Supplied records Block Start

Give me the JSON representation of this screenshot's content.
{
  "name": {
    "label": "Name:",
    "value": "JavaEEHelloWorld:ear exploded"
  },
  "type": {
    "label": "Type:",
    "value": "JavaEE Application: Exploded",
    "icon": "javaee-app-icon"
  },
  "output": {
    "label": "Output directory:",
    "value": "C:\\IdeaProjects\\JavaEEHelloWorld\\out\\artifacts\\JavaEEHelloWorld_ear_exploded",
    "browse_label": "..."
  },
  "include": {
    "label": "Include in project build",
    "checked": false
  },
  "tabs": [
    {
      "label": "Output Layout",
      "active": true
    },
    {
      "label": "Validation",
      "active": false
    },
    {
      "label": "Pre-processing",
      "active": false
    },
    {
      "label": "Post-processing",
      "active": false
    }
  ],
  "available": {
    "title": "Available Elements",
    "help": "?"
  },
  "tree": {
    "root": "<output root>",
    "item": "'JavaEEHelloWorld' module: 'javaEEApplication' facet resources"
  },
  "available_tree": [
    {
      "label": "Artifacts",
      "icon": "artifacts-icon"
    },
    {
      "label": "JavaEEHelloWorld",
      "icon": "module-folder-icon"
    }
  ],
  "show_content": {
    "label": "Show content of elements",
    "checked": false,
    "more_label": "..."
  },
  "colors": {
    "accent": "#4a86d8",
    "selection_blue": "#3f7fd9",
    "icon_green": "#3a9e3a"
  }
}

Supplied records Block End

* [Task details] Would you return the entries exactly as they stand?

* [Exercise answer]
Give me the JSON representation of this screenshot's content.
{
  "name": {
    "label": "Name:",
    "value": "JavaEEHelloWorld:ear exploded"
  },
  "type": {
    "label": "Type:",
    "value": "JavaEE Application: Exploded",
    "icon": "javaee-app-icon"
  },
  "output": {
    "label": "Output directory:",
    "value": "C:\\IdeaProjects\\JavaEEHelloWorld\\out\\artifacts\\JavaEEHelloWorld_ear_exploded",
    "browse_label": "..."
  },
  "include": {
    "label": "Include in project build",
    "checked": false
  },
  "tabs": [
    {
      "label": "Output Layout",
      "active": true
    },
    {
      "label": "Validation",
      "active": false
    },
    {
      "label": "Pre-processing",
      "active": false
    },
    {
      "label": "Post-processing",
      "active": false
    }
  ],
  "available": {
    "title": "Available Elements",
    "help": "?"
  },
  "tree": {
    "root": "<output root>",
    "item": "'JavaEEHelloWorld' module: 'javaEEApplication' facet resources"
  },
  "available_tree": [
    {
      "label": "Artifacts",
      "icon": "artifacts-icon"
    },
    {
      "label": "JavaEEHelloWorld",
      "icon": "module-folder-icon"
    }
  ],
  "show_content": {
    "label": "Show content of elements",
    "checked": false,
    "more_label": "..."
  },
  "colors": {
    "accent": "#4a86d8",
    "selection_blue": "#3f7fd9",
    "icon_green": "#3a9e3a"
  }
}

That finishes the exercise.